During Earth Month, we are constantly trying to think of all the ways we can help our environment throughout our daily lives. There are so many different facets of environmental protection that need our help: oceans, rivers and lakes, animals, air, flora, fauna, and forests. Each of these aspects of the environment comes with a different set of ways in which we can all think of ways to help make our world a better place to be.
Today, we’d like to focus on forests. Our trees provide vital processes that make this world work; for instance, trees absorb carbon dioxide (something we have way too much of in our atmosphere) and turn it into oxygen through photosynthesis, which in turn provides us and our animal friends with the air we breathe. They also provide shade and habitat for animals around the globe that make up our ever-circling ecosystem.
Trees are absolutely critical to our success. Plus, they’re beautiful, and we enjoy them each and every day as we stroll through local parks, go on hikes, and sit underneath one for a family picnic.
That’s why, when we came across Trees for the Future, we just had to share how the organization protects the trees that give us all life, while all the time providing economic mobility for farmers around the globe.
Trees for the Future provides economically unstable and needy farmers with trees and plants, and teaches them how to grow a sustainable forest garden. Most of their work takes place in poverty-stricken areas in Africa.
First, they provide farmers with natural fences they developed, or “green walls”. These green walls are made up of plants but, due to certain properties, serve as a fence to keep out predators. They then provide these farmers with fertilizer-enhanced trees to plant in their gardens and beef up the soil, making it rich enough to place the remaining plants in the soil to grow.
Trees for the Future has found that, after a forest garden is established with a family, the program ends family hunger within a year. Only 13% of program participants were food secure before starting, and 86% are food secure after they graduate with flourishing forests.
The forests they grow provide food for their families, and for other families in the community. On top of that, though, these forests fertilize the surrounding soil which in turn allows other families to plant their own gardens.
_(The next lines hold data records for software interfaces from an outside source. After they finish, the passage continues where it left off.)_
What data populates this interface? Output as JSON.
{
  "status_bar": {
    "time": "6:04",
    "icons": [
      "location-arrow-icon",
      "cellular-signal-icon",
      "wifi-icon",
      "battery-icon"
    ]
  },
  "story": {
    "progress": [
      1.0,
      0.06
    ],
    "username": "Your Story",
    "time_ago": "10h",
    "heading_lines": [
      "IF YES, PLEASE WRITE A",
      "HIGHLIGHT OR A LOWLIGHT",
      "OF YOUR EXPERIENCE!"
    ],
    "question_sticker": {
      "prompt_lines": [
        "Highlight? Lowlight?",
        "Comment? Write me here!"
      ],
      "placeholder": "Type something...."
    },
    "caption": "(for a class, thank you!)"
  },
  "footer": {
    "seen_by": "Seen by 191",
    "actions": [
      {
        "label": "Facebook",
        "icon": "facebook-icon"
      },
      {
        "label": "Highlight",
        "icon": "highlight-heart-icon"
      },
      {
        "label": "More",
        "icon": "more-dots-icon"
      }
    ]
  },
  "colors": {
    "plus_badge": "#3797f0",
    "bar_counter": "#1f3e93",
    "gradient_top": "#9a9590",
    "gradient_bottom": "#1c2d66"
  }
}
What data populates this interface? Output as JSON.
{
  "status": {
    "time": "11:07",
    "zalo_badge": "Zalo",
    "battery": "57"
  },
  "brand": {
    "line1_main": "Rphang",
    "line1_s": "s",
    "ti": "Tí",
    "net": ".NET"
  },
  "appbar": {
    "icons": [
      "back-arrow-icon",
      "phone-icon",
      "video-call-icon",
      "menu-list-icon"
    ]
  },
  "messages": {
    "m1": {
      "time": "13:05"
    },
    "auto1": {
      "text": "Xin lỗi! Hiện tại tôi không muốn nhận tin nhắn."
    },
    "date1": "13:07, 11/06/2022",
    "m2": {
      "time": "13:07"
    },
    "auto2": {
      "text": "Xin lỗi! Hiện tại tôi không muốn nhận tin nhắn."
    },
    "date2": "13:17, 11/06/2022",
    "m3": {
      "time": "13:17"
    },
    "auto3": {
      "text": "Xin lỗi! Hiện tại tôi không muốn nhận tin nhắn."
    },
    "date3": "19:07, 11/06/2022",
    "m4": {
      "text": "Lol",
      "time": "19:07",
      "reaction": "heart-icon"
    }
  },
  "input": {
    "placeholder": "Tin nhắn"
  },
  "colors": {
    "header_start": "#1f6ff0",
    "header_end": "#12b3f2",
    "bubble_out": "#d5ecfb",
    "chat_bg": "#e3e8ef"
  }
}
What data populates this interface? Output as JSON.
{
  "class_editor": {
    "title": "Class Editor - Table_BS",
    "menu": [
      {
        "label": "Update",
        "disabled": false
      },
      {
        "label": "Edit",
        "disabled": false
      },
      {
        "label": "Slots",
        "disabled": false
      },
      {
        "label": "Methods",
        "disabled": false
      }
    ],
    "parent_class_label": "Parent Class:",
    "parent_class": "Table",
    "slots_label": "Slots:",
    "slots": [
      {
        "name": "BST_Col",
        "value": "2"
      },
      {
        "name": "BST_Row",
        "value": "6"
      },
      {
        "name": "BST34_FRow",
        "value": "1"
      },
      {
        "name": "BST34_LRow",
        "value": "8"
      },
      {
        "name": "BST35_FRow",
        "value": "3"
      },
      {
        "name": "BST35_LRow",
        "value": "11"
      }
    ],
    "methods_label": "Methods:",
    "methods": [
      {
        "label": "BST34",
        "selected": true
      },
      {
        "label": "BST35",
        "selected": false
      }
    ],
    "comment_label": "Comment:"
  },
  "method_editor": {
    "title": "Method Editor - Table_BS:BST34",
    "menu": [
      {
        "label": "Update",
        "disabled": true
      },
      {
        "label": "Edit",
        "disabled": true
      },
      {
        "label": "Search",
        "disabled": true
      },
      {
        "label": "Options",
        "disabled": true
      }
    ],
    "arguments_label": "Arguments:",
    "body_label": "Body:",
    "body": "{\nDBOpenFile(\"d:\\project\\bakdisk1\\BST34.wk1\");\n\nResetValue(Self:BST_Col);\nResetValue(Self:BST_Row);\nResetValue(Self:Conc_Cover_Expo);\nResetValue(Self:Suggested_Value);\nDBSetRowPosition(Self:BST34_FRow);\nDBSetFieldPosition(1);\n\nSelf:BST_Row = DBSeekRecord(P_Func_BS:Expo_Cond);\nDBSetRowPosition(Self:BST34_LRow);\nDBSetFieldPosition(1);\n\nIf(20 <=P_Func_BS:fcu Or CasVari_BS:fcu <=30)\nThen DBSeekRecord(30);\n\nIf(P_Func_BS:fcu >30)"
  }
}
Not only does Trees for the Future help a single family through this program; they also help entire communities.
One way to help further their mission? Make a small donation. Any amount helps in creating a more sustainable world – both environmentally and economically!